The United Nations Framework Convention on Climate Change 21st Conference of the Parties (COP 21) which concluded last Saturday 12th December in Paris succeeded in delivering a universal framework agreement that concretises the direction of the climate change discourse and more importantly affirms the scope of the problem and the directions in which solutions should be sought.
‘Because what we must learn to do, we learn in the doing: we become a master builder by building and a zither-player by playing the zither.
There will be no legally binding agreement at the Paris Climate Summit that is at present taking place if an agreement on finance that is acceptable to the developing countries cannot be reached.
Notwithstanding the fact that most states are said to be independent and sovereign and the governments of small and weak countries are usually not bashful in laying claims to this status, global political economy suggests a different story.
On 30th October 2015, the United Nations Framework Convention on Climate Change (UNFCCC) published its Global Response to Climate Change Keeps Door Open to 2 Degree C Temperature Limit, which synthesized the Intended Nationally Determined Contributions (INDCs) from some 146 countries, including all the developed and three quarters of the developing countries, including Guyana.
A few weeks ago, this column drew attention to the upcoming Paris Climate Summit (COP 21), which will be held under the aegis of the United Nations Framework Convention for Climate Change (UNFCCC) between November 30 and December 11 (UNFCC Paris 2015: the meaning of success.

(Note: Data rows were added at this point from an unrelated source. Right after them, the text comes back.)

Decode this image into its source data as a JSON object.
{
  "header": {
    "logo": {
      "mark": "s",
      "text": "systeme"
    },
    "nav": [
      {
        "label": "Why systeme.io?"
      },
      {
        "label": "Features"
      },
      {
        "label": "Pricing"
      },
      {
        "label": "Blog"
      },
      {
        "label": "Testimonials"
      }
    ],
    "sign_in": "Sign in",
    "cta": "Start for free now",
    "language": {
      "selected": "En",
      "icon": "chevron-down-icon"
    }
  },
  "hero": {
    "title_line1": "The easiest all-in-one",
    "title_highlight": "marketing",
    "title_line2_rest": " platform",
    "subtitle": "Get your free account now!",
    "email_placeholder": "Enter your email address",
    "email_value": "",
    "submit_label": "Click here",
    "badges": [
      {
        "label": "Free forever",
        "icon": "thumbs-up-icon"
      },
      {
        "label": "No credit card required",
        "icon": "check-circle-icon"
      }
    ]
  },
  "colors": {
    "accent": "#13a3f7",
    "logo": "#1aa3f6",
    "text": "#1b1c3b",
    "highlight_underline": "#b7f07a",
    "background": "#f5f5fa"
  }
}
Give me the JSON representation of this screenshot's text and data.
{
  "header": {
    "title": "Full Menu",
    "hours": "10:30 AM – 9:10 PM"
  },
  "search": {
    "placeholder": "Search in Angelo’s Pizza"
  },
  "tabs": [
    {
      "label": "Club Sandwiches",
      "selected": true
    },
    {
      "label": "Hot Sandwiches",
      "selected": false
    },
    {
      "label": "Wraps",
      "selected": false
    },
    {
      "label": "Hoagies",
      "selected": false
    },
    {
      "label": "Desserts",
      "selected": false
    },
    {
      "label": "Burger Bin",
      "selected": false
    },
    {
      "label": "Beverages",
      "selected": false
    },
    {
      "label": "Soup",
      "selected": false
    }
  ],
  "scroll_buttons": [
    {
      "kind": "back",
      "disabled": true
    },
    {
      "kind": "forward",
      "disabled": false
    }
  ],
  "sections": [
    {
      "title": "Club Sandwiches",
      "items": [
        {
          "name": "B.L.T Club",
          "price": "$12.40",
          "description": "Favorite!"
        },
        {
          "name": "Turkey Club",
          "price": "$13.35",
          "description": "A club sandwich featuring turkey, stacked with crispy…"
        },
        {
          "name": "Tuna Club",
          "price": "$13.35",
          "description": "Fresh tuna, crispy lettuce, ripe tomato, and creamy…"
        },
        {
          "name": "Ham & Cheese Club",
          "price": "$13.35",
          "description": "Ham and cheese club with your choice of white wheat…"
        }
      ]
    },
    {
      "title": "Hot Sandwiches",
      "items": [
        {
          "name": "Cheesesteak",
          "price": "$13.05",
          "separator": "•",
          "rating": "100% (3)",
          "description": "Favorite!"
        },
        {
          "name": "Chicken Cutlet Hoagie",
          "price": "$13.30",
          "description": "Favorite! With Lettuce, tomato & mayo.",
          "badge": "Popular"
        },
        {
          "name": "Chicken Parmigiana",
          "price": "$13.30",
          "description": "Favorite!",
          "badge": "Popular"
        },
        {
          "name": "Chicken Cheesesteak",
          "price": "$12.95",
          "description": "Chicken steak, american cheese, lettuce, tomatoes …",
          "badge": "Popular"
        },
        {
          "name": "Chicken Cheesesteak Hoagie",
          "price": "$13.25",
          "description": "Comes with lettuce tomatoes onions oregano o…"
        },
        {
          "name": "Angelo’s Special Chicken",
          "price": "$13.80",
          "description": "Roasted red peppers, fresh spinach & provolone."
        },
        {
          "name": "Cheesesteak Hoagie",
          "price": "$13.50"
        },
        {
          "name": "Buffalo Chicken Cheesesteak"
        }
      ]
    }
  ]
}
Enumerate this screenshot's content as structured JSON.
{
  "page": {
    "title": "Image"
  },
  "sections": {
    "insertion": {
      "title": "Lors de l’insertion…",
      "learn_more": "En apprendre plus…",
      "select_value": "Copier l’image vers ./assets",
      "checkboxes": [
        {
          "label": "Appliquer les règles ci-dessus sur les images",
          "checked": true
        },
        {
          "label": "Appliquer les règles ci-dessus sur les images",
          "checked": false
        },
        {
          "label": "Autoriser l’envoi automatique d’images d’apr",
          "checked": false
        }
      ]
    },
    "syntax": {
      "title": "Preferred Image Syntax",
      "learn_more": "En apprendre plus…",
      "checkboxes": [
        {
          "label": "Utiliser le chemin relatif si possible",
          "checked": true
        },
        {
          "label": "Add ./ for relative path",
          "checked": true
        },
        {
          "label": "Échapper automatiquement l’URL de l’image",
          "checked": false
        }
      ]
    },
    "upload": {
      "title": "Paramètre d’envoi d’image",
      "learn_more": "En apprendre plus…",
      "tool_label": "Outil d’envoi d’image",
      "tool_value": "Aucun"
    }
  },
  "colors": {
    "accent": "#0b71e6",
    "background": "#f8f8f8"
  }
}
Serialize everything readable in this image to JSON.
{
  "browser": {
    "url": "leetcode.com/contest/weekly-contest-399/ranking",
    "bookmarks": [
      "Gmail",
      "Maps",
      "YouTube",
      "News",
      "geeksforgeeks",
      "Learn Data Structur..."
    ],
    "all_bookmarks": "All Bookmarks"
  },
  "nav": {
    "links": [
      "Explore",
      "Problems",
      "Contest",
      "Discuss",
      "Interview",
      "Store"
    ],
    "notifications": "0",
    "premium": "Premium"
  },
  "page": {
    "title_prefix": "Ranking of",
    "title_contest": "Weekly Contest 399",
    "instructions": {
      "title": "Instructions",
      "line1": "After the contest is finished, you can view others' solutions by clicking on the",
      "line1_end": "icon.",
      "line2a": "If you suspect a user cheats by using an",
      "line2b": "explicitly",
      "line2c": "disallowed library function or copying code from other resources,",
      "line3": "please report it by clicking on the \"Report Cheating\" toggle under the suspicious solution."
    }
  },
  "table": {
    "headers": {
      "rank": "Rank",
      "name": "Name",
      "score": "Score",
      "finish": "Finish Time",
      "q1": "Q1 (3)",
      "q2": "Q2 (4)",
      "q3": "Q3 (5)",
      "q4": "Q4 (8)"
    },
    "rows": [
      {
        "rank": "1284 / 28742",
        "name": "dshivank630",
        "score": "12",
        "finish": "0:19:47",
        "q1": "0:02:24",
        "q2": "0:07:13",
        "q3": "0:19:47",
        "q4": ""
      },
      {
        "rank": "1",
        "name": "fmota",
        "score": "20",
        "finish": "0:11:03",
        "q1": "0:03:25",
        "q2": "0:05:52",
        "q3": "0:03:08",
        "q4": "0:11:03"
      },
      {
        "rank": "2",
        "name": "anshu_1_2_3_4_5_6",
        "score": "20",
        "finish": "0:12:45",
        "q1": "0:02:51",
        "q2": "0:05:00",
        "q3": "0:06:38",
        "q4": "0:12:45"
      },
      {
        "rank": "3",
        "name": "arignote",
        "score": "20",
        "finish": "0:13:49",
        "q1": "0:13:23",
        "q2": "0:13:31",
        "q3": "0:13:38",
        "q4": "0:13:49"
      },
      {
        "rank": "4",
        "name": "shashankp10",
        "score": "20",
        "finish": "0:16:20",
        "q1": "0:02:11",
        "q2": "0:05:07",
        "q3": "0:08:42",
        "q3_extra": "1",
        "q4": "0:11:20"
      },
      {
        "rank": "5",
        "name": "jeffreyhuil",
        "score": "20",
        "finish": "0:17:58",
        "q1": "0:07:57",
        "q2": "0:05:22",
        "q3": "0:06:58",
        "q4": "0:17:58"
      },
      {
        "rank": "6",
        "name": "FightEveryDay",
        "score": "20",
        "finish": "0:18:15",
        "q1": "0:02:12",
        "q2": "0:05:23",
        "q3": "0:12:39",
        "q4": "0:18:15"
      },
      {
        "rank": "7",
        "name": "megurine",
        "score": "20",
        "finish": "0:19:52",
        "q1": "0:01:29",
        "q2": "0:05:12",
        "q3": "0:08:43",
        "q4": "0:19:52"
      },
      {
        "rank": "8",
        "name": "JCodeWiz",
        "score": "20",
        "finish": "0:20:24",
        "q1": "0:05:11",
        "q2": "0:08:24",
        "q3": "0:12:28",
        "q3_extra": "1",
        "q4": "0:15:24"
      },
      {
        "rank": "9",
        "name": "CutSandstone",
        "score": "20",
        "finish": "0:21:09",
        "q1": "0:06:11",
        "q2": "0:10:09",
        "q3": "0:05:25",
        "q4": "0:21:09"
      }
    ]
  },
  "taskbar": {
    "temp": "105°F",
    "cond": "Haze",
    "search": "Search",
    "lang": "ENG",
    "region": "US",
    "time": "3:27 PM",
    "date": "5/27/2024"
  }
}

A few days ago, it was reported that former president Donald Ramotar stridently objected to Red House, the home of the Cheddi Jagan Research Centre (CJRC), being used as a state-funded research centre for all past presidents.